---- EXERCISE DATA

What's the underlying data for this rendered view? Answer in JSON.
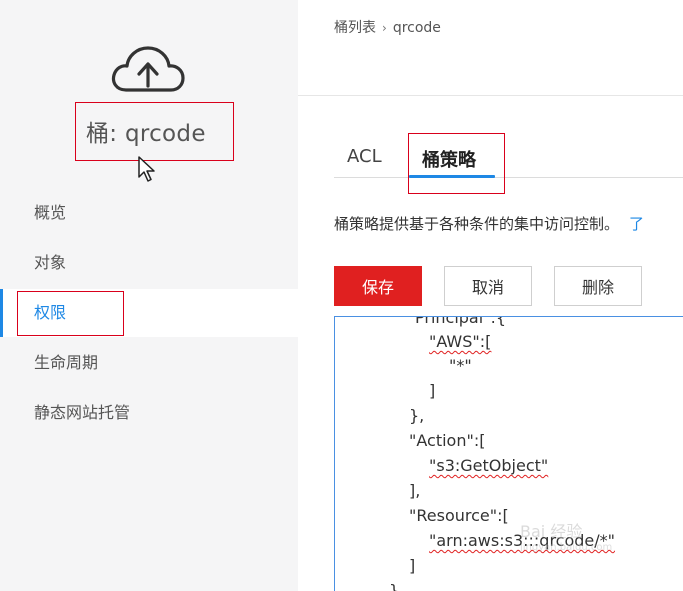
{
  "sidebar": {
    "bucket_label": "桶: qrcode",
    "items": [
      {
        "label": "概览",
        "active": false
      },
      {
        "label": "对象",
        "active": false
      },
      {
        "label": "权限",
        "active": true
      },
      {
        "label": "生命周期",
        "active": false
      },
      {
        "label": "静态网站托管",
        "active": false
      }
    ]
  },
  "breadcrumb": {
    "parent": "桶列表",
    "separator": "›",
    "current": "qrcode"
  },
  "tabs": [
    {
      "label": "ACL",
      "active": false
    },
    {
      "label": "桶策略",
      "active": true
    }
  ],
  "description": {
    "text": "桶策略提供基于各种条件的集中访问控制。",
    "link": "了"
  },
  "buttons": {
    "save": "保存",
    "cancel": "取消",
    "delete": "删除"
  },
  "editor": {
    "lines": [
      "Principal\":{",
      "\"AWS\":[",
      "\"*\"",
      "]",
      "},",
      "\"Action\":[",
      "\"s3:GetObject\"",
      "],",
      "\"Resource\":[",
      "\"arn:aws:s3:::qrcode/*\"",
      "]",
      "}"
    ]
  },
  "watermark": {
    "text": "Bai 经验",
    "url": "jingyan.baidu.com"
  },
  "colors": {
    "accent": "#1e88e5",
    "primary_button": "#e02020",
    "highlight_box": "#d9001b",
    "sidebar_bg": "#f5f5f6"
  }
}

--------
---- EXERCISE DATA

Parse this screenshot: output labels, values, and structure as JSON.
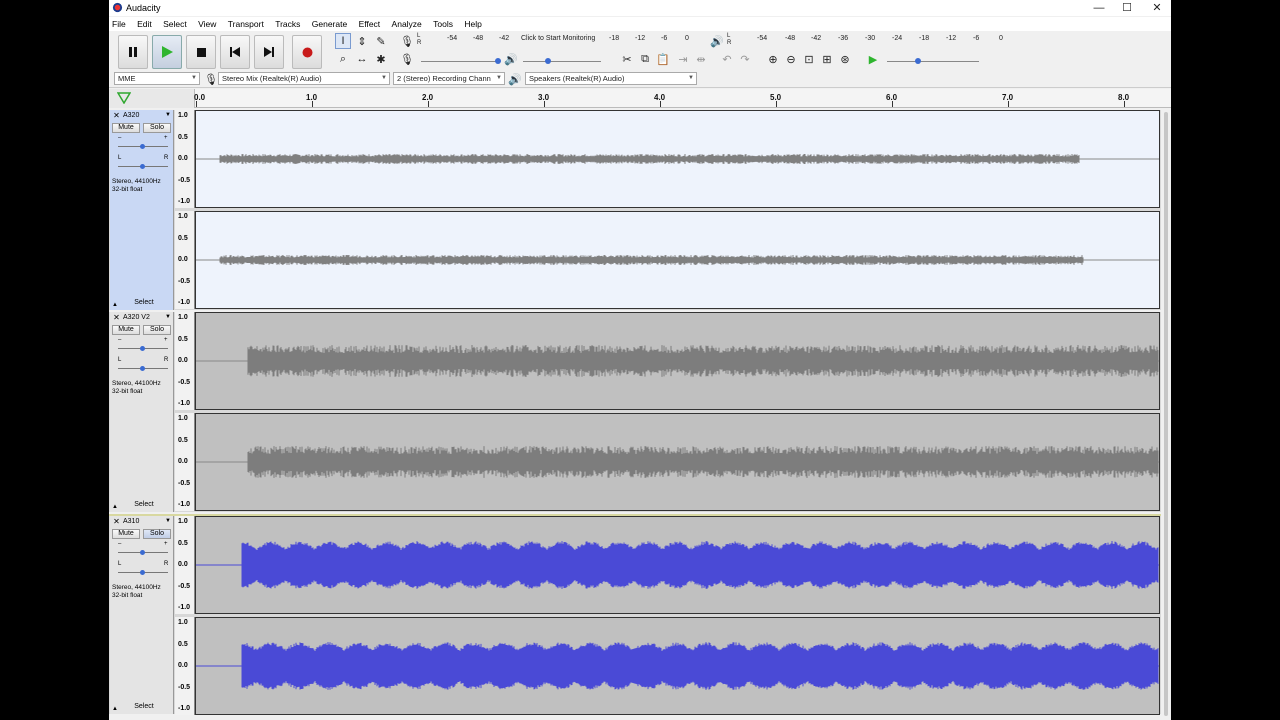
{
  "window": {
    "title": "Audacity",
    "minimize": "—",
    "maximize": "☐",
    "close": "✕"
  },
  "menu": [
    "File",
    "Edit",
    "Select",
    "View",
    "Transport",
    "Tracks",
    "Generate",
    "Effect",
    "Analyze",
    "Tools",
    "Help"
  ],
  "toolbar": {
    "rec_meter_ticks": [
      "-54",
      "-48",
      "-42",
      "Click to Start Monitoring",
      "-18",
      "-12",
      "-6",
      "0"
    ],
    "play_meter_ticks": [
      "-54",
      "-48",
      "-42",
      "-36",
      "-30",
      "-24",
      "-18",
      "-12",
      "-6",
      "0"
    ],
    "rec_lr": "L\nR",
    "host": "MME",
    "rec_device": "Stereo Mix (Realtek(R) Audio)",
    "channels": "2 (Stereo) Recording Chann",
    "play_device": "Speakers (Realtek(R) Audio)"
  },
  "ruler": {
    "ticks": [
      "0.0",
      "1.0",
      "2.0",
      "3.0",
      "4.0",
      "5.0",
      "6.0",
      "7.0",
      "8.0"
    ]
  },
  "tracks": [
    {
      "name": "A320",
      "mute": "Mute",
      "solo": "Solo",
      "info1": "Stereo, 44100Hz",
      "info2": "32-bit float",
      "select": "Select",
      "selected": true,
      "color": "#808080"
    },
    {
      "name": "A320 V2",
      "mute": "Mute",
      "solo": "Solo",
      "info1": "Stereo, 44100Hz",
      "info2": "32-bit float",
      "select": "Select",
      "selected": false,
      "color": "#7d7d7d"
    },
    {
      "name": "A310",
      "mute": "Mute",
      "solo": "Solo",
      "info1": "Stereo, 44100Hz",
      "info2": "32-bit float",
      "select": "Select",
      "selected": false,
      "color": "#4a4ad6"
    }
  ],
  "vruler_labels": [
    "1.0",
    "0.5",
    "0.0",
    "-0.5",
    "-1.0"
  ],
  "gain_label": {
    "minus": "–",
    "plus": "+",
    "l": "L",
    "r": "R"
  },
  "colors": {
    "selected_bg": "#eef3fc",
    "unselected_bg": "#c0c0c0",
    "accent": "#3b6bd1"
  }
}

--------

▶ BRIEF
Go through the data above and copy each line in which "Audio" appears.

▶ WRITTEN ANSWER
    "rec_device": "Stereo Mix (Realtek(R) Audio)",
    "play_device": "Speakers (Realtek(R) Audio)"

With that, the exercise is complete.